Chloé looks to gain a larger share of China’s plump $15 billion luxury goods market through attracting younger fashionistas to aspire to own one of its handbags for 13,000 yuan to 15,000 yuan ($2,000 to $2,300), chiffon skirts for about 10,000 yuan, and black leather ballet flats for 3,500 yuan.
After marking its fifth year in China, Richemont-owned Chloé sees China becoming its No.1 market within the next two years.
Adding to its nine existing stores, the company will add four new stores this year and expects to reach 23 stores by 2015, said Geoffroy de-la-Bourdonnaye, Chloé’s president and chief executive.
Despite fewer stores, China would overtake Japan where the French fashion label has 40 stores. Chloé’s China revenues more than doubled last year.
Chloé jetted in k-pop sensation the Wonder Girls to attend its 5th anniversary celebrations at the Shanghai Expo Center on February 25th. The Wonder Girls wore outfits from Chloé’s 2011 Spring/Summer collection.
Chloé also commemorated by streaming a live webcast of its 2011 fashion runway show on a special Chinese-language blog plus a series of interactive activities through its event website.
Last Friday’s runway show featured celebrity Chinese model Bonnie Chen in pleated chiffon skirts and black leather ballet flats.

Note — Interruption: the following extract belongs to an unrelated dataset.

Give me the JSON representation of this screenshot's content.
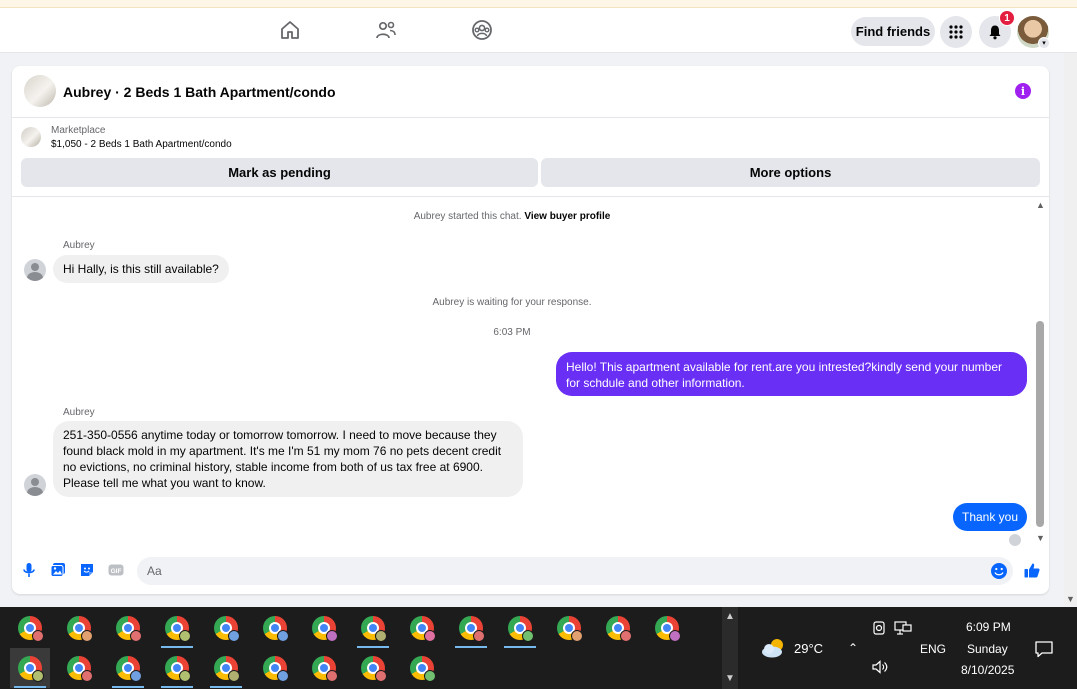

Other celebrities in the house included actress Zhou Yun, who starred in Let the Bullets Fly.
Online brand building is a major part of Chloé’s China strategy.
According to McKinsey & Co., 26% of China’s high-end women shoppers visit websites of luxury brands before they make any online or offline purchases, compared to 15% of male shoppers. About a fifth of Chinese female luxury buyers read reviews before splurging on luxury goods. This compares to 11% for their male counterparts.
So far, foreign luxury brands have a tiny presence online compared to online retail giants like Taobao.com. Luxury companies will accelerate plans to build their presence on China’s web this year.
It is a smart strategy considering they can grow in cities where access to luxury goods remains limited and the costs to reach these affluent consumers are much lower than building stores. Some of the challenges facing the growing Chinese market are rising labor and property costs.
Chloé e-commerce presence is still about 18 months away, but it follows the footsteps of other luxury companies like Emporio Armani and Gucci who announced their online strategy late last year.
Brands understand China’s supremacy on the luxury stage. “China isn’t just catching up with the world, it’s leading it,” said Mr. de-la-Bourdonnaye.
China is poised to become the world’s largest market for luxury goods by 2020 with sales estimated to exceed $100 billion, according to investment-research group CLSA Asia-Pacific Markets.
Chloé’s parent Richemont owns a portfolio of luxury brands including Baume & Mercier, Cartier and Shanghai Tang.
photo credit: chloe